    It is telling that Josh Marshall named his investigative subsidiary TPMMuckrakers. He was also thinking of the days of investigative reporting and has hired a staff to do the modern equivalent. This is traditional news gathering, only the delivery media has changed.

    Now cite some other examples. It’s all got to do with funding sources.

  • 60 Minutes?

    That show is an old-age home for journalists who just won’t (I’ll be nice) go away. And, sadly, CBS is more than willing to be co-dependent.

    How about telling Andy Rooney to get an eye-brow haircut and letting Lewis Black fill in . . . forever.

    You know what would be really grand? If CNN and CBS merge, let Larry King become a part of 60 Minutes. He can do investigative celebrity pieces.

  • Pingback: links for 2008-04-09 | Jonathan Coffman - Convergence Journalism Specialist and New-Media Evangelist()

  • Pingback: BuzzMachine » Blog Archive » And take your Tiffany box with you()

  • Robert

    Mark Hanson writes: “Let the BBC provide all the loss-making stuff and allow the micro-local online outlets provide innovation”

    ITV had to provide local news as part of their franchise despite the fact that it was loss making.
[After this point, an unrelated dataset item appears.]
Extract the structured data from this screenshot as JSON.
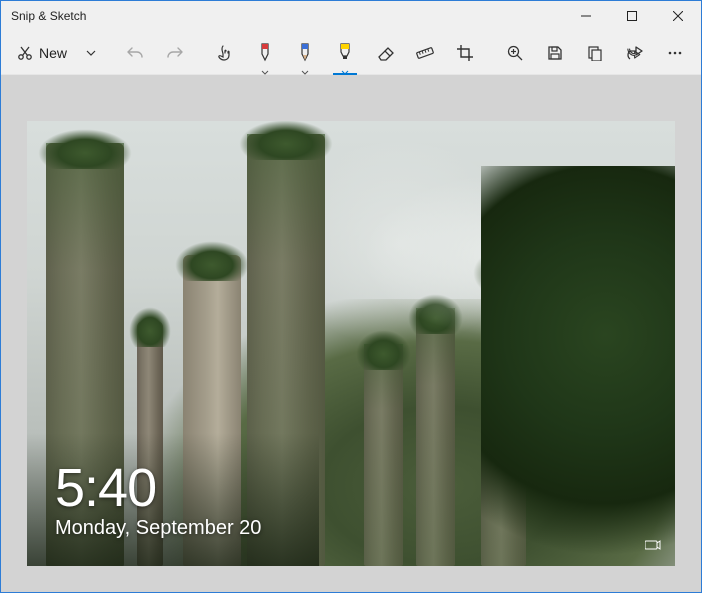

Why would anyone else provide local TV news if there is no money in it?

    Some things don’t make a profit. That doesn’t mean they aren’t worthwhile and should be scrapped. Why should there be only one supplier of loss-making local TV (the BBC)? Not a healthy situation.
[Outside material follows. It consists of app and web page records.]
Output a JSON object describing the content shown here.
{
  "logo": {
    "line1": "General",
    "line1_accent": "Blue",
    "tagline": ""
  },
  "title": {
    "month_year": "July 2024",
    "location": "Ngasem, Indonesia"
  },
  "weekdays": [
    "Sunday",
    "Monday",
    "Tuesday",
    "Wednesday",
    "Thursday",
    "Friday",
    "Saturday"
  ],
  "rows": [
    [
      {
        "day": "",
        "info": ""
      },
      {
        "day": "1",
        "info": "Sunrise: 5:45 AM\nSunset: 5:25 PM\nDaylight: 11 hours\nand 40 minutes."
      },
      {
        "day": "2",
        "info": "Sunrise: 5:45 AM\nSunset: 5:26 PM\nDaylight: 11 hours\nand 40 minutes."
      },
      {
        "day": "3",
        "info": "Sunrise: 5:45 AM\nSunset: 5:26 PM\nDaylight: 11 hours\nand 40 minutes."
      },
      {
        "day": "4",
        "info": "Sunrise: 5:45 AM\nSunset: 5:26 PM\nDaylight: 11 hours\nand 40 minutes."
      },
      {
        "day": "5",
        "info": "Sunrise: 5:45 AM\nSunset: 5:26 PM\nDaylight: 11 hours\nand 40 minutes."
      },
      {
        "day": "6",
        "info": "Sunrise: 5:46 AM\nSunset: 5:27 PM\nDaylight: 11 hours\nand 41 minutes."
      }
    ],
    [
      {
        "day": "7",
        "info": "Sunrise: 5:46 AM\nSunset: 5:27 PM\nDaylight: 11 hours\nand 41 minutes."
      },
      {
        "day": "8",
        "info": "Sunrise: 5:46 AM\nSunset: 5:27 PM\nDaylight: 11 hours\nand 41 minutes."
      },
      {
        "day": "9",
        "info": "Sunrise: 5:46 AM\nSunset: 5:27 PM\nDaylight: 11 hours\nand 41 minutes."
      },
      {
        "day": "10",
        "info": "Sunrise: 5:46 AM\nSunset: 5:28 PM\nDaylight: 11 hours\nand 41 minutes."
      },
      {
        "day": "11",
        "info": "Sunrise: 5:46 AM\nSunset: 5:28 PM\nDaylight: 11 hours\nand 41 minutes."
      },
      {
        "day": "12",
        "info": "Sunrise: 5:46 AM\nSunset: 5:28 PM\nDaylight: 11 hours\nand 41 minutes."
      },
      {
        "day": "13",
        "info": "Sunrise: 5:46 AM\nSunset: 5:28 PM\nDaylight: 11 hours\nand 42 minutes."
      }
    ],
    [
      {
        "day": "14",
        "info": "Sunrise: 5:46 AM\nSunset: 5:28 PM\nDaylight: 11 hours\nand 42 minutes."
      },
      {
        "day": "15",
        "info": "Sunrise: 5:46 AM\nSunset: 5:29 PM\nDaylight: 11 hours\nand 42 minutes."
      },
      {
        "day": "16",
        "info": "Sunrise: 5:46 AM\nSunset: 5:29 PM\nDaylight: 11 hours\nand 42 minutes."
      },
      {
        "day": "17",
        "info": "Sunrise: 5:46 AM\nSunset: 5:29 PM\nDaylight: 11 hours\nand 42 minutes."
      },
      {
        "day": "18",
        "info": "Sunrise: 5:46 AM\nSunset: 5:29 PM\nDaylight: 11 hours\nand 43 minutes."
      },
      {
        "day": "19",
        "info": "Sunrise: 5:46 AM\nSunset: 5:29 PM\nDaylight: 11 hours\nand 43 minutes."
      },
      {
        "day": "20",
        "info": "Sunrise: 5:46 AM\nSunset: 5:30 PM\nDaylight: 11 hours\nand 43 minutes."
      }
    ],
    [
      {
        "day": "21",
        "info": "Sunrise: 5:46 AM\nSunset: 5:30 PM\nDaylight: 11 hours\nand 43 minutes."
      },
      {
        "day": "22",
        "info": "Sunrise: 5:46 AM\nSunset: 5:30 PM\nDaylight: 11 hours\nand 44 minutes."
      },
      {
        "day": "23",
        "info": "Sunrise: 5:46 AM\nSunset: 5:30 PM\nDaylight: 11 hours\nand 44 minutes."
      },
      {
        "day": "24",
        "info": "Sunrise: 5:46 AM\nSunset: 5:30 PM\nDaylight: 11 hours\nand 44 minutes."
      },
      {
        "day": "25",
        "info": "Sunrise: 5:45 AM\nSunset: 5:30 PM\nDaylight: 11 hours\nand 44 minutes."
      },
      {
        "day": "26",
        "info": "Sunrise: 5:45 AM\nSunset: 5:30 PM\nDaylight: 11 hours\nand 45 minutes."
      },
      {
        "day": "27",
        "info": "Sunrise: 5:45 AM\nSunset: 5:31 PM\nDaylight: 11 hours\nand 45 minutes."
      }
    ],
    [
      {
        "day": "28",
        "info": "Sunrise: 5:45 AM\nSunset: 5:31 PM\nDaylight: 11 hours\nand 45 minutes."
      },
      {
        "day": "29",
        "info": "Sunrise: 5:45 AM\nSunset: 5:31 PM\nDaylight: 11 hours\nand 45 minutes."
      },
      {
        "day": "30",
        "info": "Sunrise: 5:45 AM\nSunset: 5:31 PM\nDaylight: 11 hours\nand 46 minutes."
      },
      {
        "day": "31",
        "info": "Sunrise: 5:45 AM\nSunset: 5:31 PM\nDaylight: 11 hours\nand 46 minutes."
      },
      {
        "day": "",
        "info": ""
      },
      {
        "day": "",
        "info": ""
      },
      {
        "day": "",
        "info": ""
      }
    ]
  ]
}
  • Tex Lovera

    I think there’s a distinction to be made here. robert said:

    “Competition in the news business is as important as anywhere else. Look how easily the media was bamboozled in the run up to the wars. There were a few outlets that didn’t buy the story (such as “The Nation”), but they had limited (Ok, no) impact on the course of events”

    There’s a difference between gathering and reporting what happens/is said, and editorializing on that information. I see the big media’s role as being the primary gatherers of that information, but small outfits (local stations, bloggers, anyone with an interest in something) also helping gather information. Their job is no longer to “buy” the story or not, but to report it. No one trusts their “judgment” anymore, anyway.

    Then how will the big media then differentiate themselves from one another? I think in how accurate their information is, how timely it is, and how much it interests their potential viewers. Also, in how much “value” they can add to that information. Examples? Don’t just give me the address of a robbery, hyperlink it to google maps. Don’t just tell me how high the floodwaters got, link to the USGS stream gage. Don’t just summarize what was said in last night’s debate, tell me where your archived raw feed is.

    However, the editorializing on that gathered news – “buying” or not buying it – is now under my control, powered by a million different sources on the net. If I want to know what other reasonable people think (or unreasonable ones, for that matter), I’ve got a) my bookmarks and b) my curiosity and a mouse. I don’t have to rely on a bunch of old white guys who no longer know how to run a newspaper.

    But the days of the big 3, or even their more recent cable offspring, being the high priests of news filtering are long gone, and will never come back. Adapt or perish, guys.